=== Exercise materials ===
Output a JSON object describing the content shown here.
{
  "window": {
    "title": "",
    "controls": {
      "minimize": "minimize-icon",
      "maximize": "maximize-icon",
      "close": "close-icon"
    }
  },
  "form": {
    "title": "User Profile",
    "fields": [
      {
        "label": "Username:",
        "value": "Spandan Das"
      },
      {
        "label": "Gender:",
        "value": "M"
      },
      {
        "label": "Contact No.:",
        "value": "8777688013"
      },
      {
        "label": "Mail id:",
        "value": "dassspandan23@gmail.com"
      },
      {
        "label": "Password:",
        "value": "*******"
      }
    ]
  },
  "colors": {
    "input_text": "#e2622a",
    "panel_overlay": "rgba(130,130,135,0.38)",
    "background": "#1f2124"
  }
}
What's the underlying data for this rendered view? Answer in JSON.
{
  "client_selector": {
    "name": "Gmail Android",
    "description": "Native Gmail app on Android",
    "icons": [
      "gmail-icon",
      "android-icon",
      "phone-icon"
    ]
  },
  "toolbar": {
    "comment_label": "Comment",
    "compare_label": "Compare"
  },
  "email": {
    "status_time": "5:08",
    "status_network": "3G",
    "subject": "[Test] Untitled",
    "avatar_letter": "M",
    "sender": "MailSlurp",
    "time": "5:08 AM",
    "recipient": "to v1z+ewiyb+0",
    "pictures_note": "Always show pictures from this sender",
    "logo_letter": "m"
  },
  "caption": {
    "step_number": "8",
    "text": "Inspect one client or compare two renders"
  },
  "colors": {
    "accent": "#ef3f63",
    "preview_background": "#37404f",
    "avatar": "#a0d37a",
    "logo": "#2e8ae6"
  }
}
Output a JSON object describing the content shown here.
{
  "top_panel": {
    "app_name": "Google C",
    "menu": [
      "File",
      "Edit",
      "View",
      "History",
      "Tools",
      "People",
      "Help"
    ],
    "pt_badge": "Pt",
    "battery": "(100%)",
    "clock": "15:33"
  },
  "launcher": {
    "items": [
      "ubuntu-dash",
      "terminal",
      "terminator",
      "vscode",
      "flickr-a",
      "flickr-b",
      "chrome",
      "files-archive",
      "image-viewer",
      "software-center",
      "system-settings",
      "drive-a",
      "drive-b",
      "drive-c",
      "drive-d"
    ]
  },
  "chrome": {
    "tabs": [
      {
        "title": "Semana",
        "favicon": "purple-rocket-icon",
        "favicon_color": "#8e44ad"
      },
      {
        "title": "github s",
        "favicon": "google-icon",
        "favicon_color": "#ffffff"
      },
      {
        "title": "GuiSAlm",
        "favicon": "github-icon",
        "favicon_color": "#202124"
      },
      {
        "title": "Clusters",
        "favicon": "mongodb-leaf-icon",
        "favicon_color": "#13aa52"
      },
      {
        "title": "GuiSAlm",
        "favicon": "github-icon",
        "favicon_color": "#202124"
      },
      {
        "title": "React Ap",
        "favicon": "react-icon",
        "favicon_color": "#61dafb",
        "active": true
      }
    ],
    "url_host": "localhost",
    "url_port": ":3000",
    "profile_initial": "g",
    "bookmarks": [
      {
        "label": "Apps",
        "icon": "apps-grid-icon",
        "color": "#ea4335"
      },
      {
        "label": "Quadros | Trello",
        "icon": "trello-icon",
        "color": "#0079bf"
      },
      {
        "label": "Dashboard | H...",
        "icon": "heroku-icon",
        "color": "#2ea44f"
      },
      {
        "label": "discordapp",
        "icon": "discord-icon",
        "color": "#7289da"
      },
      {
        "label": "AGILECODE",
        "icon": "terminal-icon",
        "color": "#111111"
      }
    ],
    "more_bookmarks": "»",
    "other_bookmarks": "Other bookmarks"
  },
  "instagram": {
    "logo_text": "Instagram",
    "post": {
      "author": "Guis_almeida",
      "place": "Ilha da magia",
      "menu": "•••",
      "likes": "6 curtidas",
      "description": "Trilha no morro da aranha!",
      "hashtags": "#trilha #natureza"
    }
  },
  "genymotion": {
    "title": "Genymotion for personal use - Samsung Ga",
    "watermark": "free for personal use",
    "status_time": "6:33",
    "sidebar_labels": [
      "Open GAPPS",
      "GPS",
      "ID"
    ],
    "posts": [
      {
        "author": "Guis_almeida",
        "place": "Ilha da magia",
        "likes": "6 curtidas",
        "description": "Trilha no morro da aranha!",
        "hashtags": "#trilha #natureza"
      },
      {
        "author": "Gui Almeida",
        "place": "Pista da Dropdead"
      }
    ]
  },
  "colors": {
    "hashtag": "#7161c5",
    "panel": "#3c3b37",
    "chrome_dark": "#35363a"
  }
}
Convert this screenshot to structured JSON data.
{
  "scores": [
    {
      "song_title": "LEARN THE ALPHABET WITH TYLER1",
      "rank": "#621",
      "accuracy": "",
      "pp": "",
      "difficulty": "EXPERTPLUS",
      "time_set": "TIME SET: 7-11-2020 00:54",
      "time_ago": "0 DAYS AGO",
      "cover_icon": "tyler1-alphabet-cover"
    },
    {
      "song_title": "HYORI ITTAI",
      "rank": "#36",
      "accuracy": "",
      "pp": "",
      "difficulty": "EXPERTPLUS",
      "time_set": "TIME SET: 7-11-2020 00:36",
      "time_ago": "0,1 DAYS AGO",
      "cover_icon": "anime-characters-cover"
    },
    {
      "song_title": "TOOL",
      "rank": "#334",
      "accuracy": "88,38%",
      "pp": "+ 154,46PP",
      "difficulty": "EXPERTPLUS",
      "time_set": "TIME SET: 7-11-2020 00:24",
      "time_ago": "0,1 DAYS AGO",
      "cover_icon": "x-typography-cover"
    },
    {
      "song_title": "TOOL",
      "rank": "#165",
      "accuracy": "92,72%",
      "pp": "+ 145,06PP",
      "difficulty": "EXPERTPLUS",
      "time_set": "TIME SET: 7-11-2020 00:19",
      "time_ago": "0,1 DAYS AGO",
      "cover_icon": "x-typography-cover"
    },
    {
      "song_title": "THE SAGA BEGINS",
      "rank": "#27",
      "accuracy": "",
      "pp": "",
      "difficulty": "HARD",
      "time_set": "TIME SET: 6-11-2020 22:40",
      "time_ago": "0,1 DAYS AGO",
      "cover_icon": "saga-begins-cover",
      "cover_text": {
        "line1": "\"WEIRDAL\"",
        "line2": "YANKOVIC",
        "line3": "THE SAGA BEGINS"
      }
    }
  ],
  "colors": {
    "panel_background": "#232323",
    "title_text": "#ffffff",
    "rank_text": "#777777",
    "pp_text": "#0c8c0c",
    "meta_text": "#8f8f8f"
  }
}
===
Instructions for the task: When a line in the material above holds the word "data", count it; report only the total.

Final answer: 2